    A report on the state of New Zealand’s environment has painted a bleak picture of catastrophic biodiversity loss, polluted waterways and the destructive rise of the dairy industry and urban sprawl.

    Environment Aotearoais the first major environmental report in four years, and was compiled using data from Statistics New Zealand and the environment ministry.

    Continue reading...

  • Financial sector warned it risks losses from extreme weather and its stakes in polluting firms

    The global financial system faces an existential threat from climate change and must take urgent steps to reform, the governors of the Bank of England and France’s central bank have warned, writing in the Guardian.

    In an article published in the Guardian on Wednesday aimed at the international financial community, Mark Carney, the Bank’s governor, and François Villeroy de Galhau, the governor of the Banque de France, said financial regulators, banks and insurers around the world had to “raise the bar” to avoid catastrophe.

    Continue reading...

  • Scientists, including a descendant of Charles Darwin, are researching the birds’ preference for Berlin

    They were once among Britain’s most beloved singers, their “murmurs musical” giving melancholy poets solace in their darkest hours. But these days the world-famous warblers are more likely to be found jamming with jazz musicians in neglected Berlin parks than serenading Londoners in Berkeley Square. Some even claim that their latest outpourings feature elements of German techno.

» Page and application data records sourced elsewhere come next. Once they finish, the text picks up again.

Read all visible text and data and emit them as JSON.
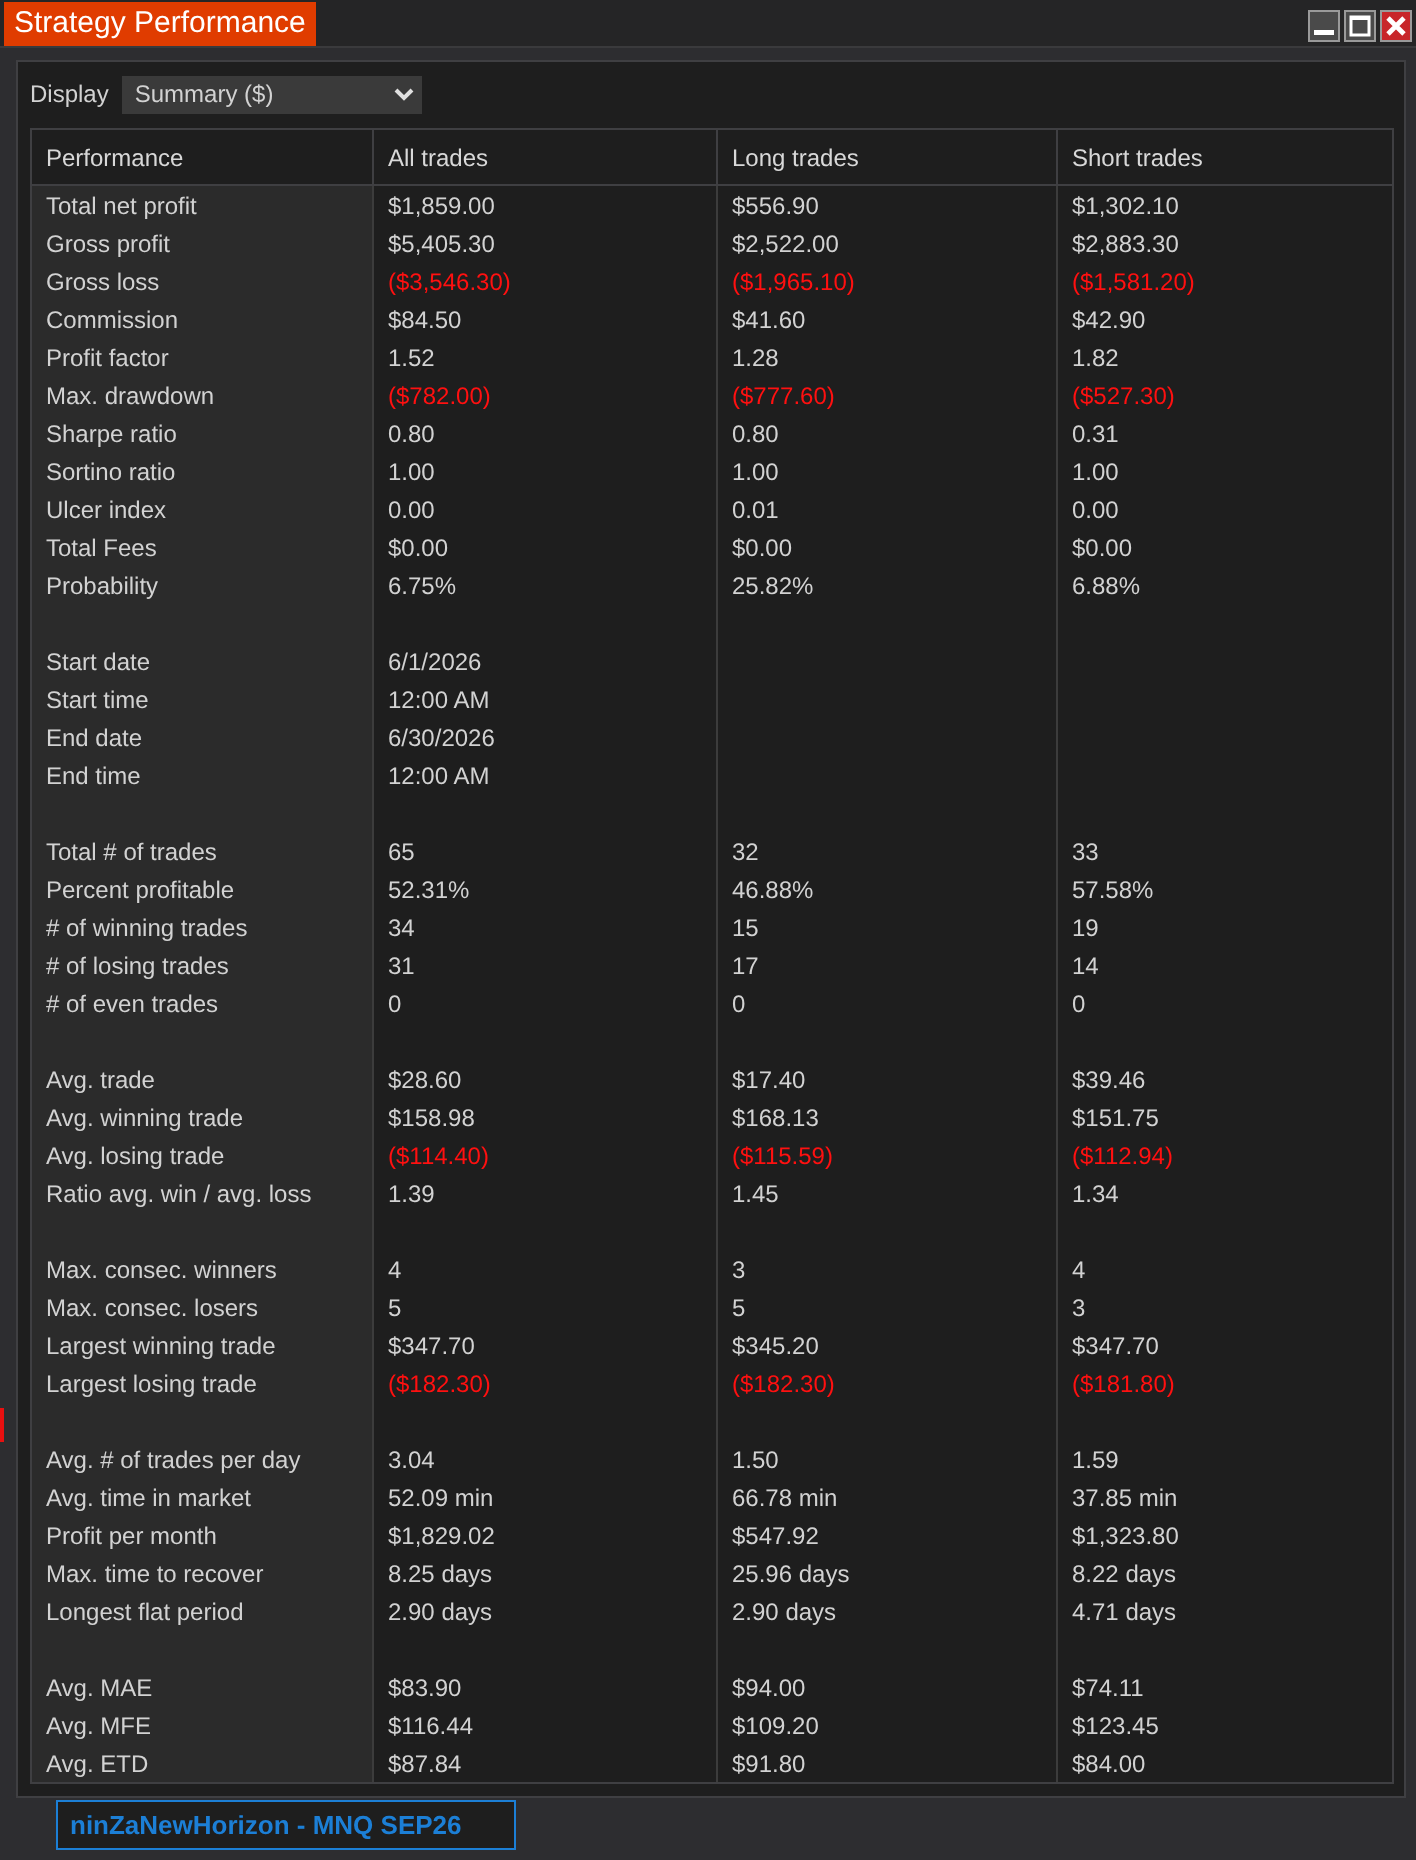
{
  "window": {
    "title": "Strategy Performance"
  },
  "display": {
    "label": "Display",
    "value": "Summary ($)"
  },
  "table": {
    "columns": [
      "Performance",
      "All trades",
      "Long trades",
      "Short trades"
    ],
    "sections": [
      {
        "rows": [
          {
            "label": "Total net profit",
            "values": [
              "$1,859.00",
              "$556.90",
              "$1,302.10"
            ],
            "negative": false
          },
          {
            "label": "Gross profit",
            "values": [
              "$5,405.30",
              "$2,522.00",
              "$2,883.30"
            ],
            "negative": false
          },
          {
            "label": "Gross loss",
            "values": [
              "($3,546.30)",
              "($1,965.10)",
              "($1,581.20)"
            ],
            "negative": true
          },
          {
            "label": "Commission",
            "values": [
              "$84.50",
              "$41.60",
              "$42.90"
            ],
            "negative": false
          },
          {
            "label": "Profit factor",
            "values": [
              "1.52",
              "1.28",
              "1.82"
            ],
            "negative": false
          },
          {
            "label": "Max. drawdown",
            "values": [
              "($782.00)",
              "($777.60)",
              "($527.30)"
            ],
            "negative": true
          },
          {
            "label": "Sharpe ratio",
            "values": [
              "0.80",
              "0.80",
              "0.31"
            ],
            "negative": false
          },
          {
            "label": "Sortino ratio",
            "values": [
              "1.00",
              "1.00",
              "1.00"
            ],
            "negative": false
          },
          {
            "label": "Ulcer index",
            "values": [
              "0.00",
              "0.01",
              "0.00"
            ],
            "negative": false
          },
          {
            "label": "Total Fees",
            "values": [
              "$0.00",
              "$0.00",
              "$0.00"
            ],
            "negative": false
          },
          {
            "label": "Probability",
            "values": [
              "6.75%",
              "25.82%",
              "6.88%"
            ],
            "negative": false
          }
        ]
      },
      {
        "rows": [
          {
            "label": "Start date",
            "values": [
              "6/1/2026"
            ],
            "negative": false
          },
          {
            "label": "Start time",
            "values": [
              "12:00 AM"
            ],
            "negative": false
          },
          {
            "label": "End date",
            "values": [
              "6/30/2026"
            ],
            "negative": false
          },
          {
            "label": "End time",
            "values": [
              "12:00 AM"
            ],
            "negative": false
          }
        ]
      },
      {
        "rows": [
          {
            "label": "Total # of trades",
            "values": [
              "65",
              "32",
              "33"
            ],
            "negative": false
          },
          {
            "label": "Percent profitable",
            "values": [
              "52.31%",
              "46.88%",
              "57.58%"
            ],
            "negative": false
          },
          {
            "label": "# of winning trades",
            "values": [
              "34",
              "15",
              "19"
            ],
            "negative": false
          },
          {
            "label": "# of losing trades",
            "values": [
              "31",
              "17",
              "14"
            ],
            "negative": false
          },
          {
            "label": "# of even trades",
            "values": [
              "0",
              "0",
              "0"
            ],
            "negative": false
          }
        ]
      },
      {
        "rows": [
          {
            "label": "Avg. trade",
            "values": [
              "$28.60",
              "$17.40",
              "$39.46"
            ],
            "negative": false
          },
          {
            "label": "Avg. winning trade",
            "values": [
              "$158.98",
              "$168.13",
              "$151.75"
            ],
            "negative": false
          },
          {
            "label": "Avg. losing trade",
            "values": [
              "($114.40)",
              "($115.59)",
              "($112.94)"
            ],
            "negative": true
          },
          {
            "label": "Ratio avg. win / avg. loss",
            "values": [
              "1.39",
              "1.45",
              "1.34"
            ],
            "negative": false
          }
        ]
      },
      {
        "rows": [
          {
            "label": "Max. consec. winners",
            "values": [
              "4",
              "3",
              "4"
            ],
            "negative": false
          },
          {
            "label": "Max. consec. losers",
            "values": [
              "5",
              "5",
              "3"
            ],
            "negative": false
          },
          {
            "label": "Largest winning trade",
            "values": [
              "$347.70",
              "$345.20",
              "$347.70"
            ],
            "negative": false
          },
          {
            "label": "Largest losing trade",
            "values": [
              "($182.30)",
              "($182.30)",
              "($181.80)"
            ],
            "negative": true
          }
        ]
      },
      {
        "rows": [
          {
            "label": "Avg. # of trades per day",
            "values": [
              "3.04",
              "1.50",
              "1.59"
            ],
            "negative": false
          },
          {
            "label": "Avg. time in market",
            "values": [
              "52.09 min",
              "66.78 min",
              "37.85 min"
            ],
            "negative": false
          },
          {
            "label": "Profit per month",
            "values": [
              "$1,829.02",
              "$547.92",
              "$1,323.80"
            ],
            "negative": false
          },
          {
            "label": "Max. time to recover",
            "values": [
              "8.25 days",
              "25.96 days",
              "8.22 days"
            ],
            "negative": false
          },
          {
            "label": "Longest flat period",
            "values": [
              "2.90 days",
              "2.90 days",
              "4.71 days"
            ],
            "negative": false
          }
        ]
      },
      {
        "rows": [
          {
            "label": "Avg. MAE",
            "values": [
              "$83.90",
              "$94.00",
              "$74.11"
            ],
            "negative": false
          },
          {
            "label": "Avg. MFE",
            "values": [
              "$116.44",
              "$109.20",
              "$123.45"
            ],
            "negative": false
          },
          {
            "label": "Avg. ETD",
            "values": [
              "$87.84",
              "$91.80",
              "$84.00"
            ],
            "negative": false
          }
        ]
      }
    ]
  },
  "footer_tab": {
    "label": "ninZaNewHorizon - MNQ SEP26",
    "selected": true
  }
}
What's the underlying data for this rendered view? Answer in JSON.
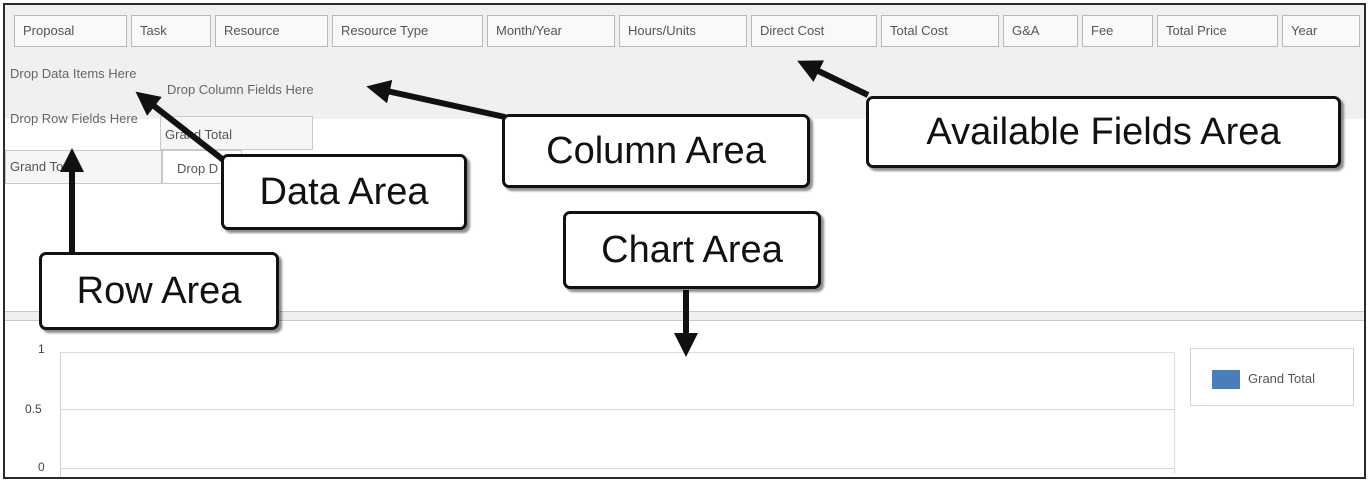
{
  "available_fields": [
    "Proposal",
    "Task",
    "Resource",
    "Resource Type",
    "Month/Year",
    "Hours/Units",
    "Direct Cost",
    "Total Cost",
    "G&A",
    "Fee",
    "Total Price",
    "Year"
  ],
  "drop_zones": {
    "data_items": "Drop Data Items Here",
    "column_fields": "Drop Column Fields Here",
    "row_fields": "Drop Row Fields Here"
  },
  "pivot": {
    "column_grand_total": "Grand Total",
    "row_grand_total": "Grand Total",
    "partial_drop_cell": "Drop D"
  },
  "chart": {
    "y_ticks": [
      "1",
      "0.5",
      "0"
    ],
    "legend_label": "Grand Total",
    "series_color": "#4a7ebb"
  },
  "callouts": {
    "available_fields": "Available Fields Area",
    "column_area": "Column Area",
    "data_area": "Data Area",
    "chart_area": "Chart Area",
    "row_area": "Row Area"
  }
}
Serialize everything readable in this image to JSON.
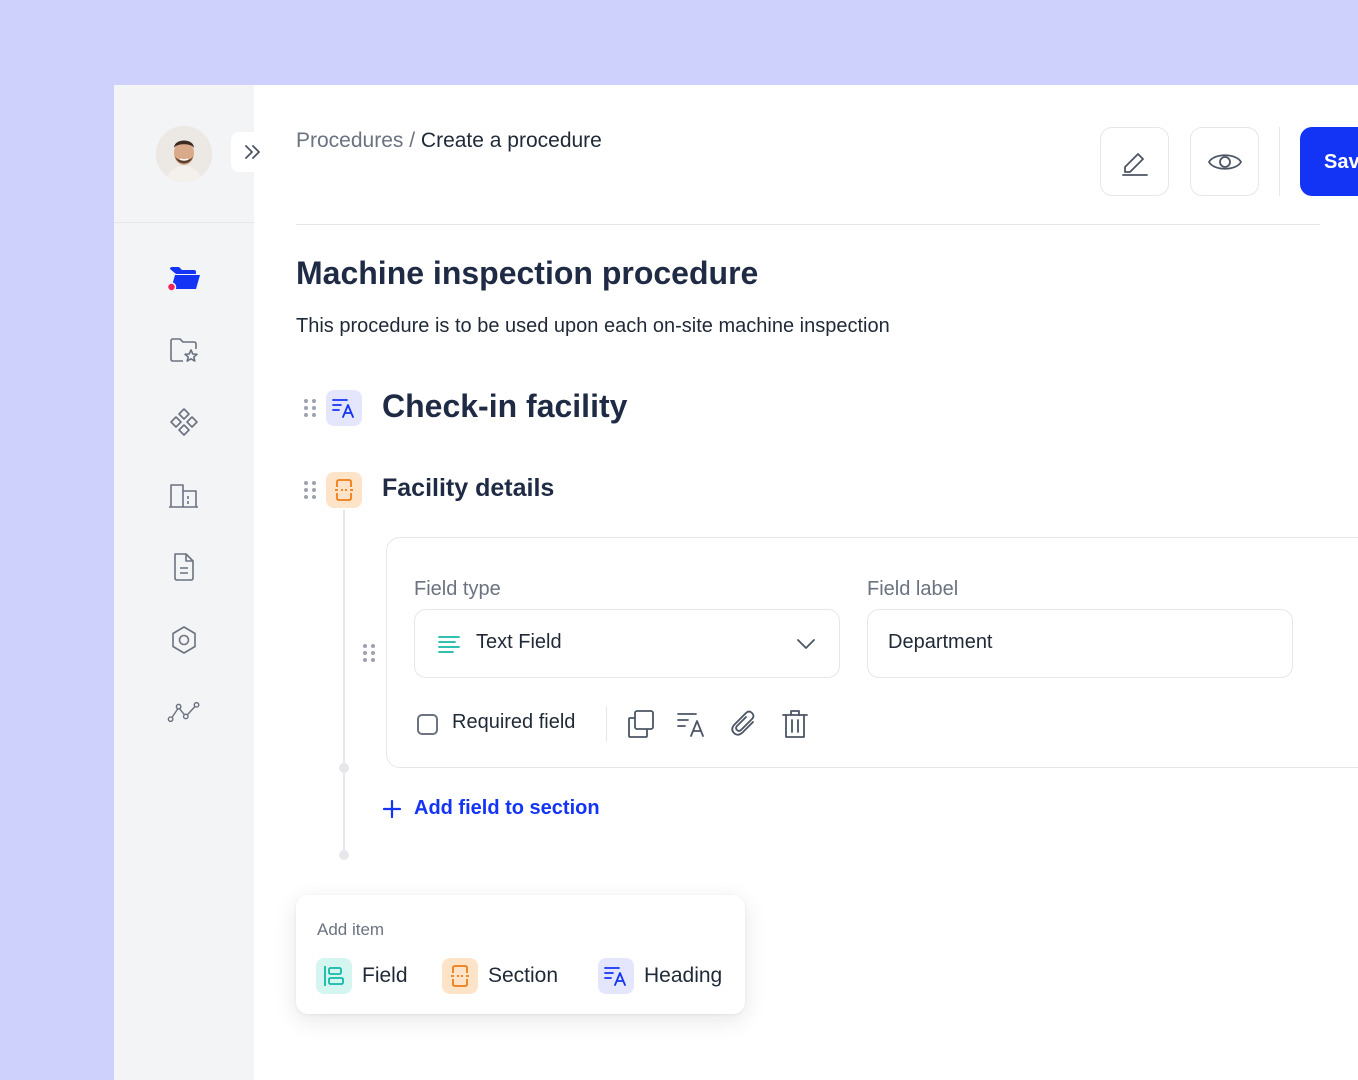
{
  "breadcrumb": {
    "parent": "Procedures",
    "separator": " / ",
    "current": "Create a procedure"
  },
  "toolbar": {
    "save_label": "Save",
    "edit_icon": "pen-icon",
    "preview_icon": "eye-icon"
  },
  "sidebar": {
    "expand_icon": "chevrons-right-icon",
    "items": [
      {
        "icon": "folder-open-icon",
        "active": true
      },
      {
        "icon": "folder-star-icon",
        "active": false
      },
      {
        "icon": "components-icon",
        "active": false
      },
      {
        "icon": "building-icon",
        "active": false
      },
      {
        "icon": "document-icon",
        "active": false
      },
      {
        "icon": "hexagon-settings-icon",
        "active": false
      },
      {
        "icon": "analytics-icon",
        "active": false
      }
    ]
  },
  "procedure": {
    "title": "Machine inspection procedure",
    "description": "This procedure is to be used upon each on-site machine inspection"
  },
  "heading_block": {
    "text": "Check-in facility"
  },
  "section_block": {
    "text": "Facility details"
  },
  "field_card": {
    "field_type_label": "Field type",
    "field_type_value": "Text Field",
    "field_label_label": "Field label",
    "field_label_value": "Department",
    "required_label": "Required field",
    "required_checked": false
  },
  "add_field_label": "Add field to section",
  "add_item": {
    "title": "Add item",
    "options": [
      {
        "label": "Field",
        "icon": "field-icon"
      },
      {
        "label": "Section",
        "icon": "section-icon"
      },
      {
        "label": "Heading",
        "icon": "heading-icon"
      }
    ]
  },
  "colors": {
    "accent": "#1434f5",
    "background": "#cdd1fb",
    "field_badge": "#d5f5f0",
    "section_badge": "#fde3c8",
    "heading_badge": "#e3e6fc"
  }
}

    Luscinia megarhynchos, the common nightingale, has been shunning the UK since the 1960s, during which time the population has slumped by 90%. The number of birds in Berlin, however, is on the rise. According to cautious estimates by the city senate, the German capital’s nightingale population grew by 6% every year from 2006 to 2016: “a very high rate”, said Johannes Schwarz, a species conservation officer, who puts the current number of nesting pairs at between 1,300 and 1,700.

    Continue reading...

  • Scientists say a drastic cut in meat consumption is needed, but this requires political will

    It has been known for a while that the amount of animal products being eaten is bad for both the welfare of animals and the environment. People cannot consume 12.9bn eggs in the UK each year without breaking a few.

    But the extent of the damage, and the amount by which people need to cut back, is now becoming clearer. On Wednesday, the Lancet medical journal published a study that calls for dramatic changes to food production and the human diet, in order to avoid “catastrophic damage to the planet”.

    Continue reading...

  • The continent’s largest land mammal plays crucial role in spiritual lives of the tribes

    On 5,000 hectares of unploughed prairie in north-eastern Montana, hundreds of wild bison roam once again. But this herd is not in a national park or a protected sanctuary – they are on tribal lands. Belonging to the Assiniboine and Sioux tribes of Fort Peck Reservation, the 340 bison is the largest conservation herd in the ongoing bison restoration efforts by North America’s Indigenous people.

    The bison – or as Native Americans call them, buffalo – are not just “sustenance,” according to Leroy Little Bear, a professor at the University of Lethbridge and a leader in the bison restoration efforts with the Blood Tribe. The continent’s largest land mammal plays a major role in the spiritual and cultural lives of numerous Native American tribes, an “integrated relationship,” he said.

    Continue reading...

Eco Health News feeds

Eco Nature News feeds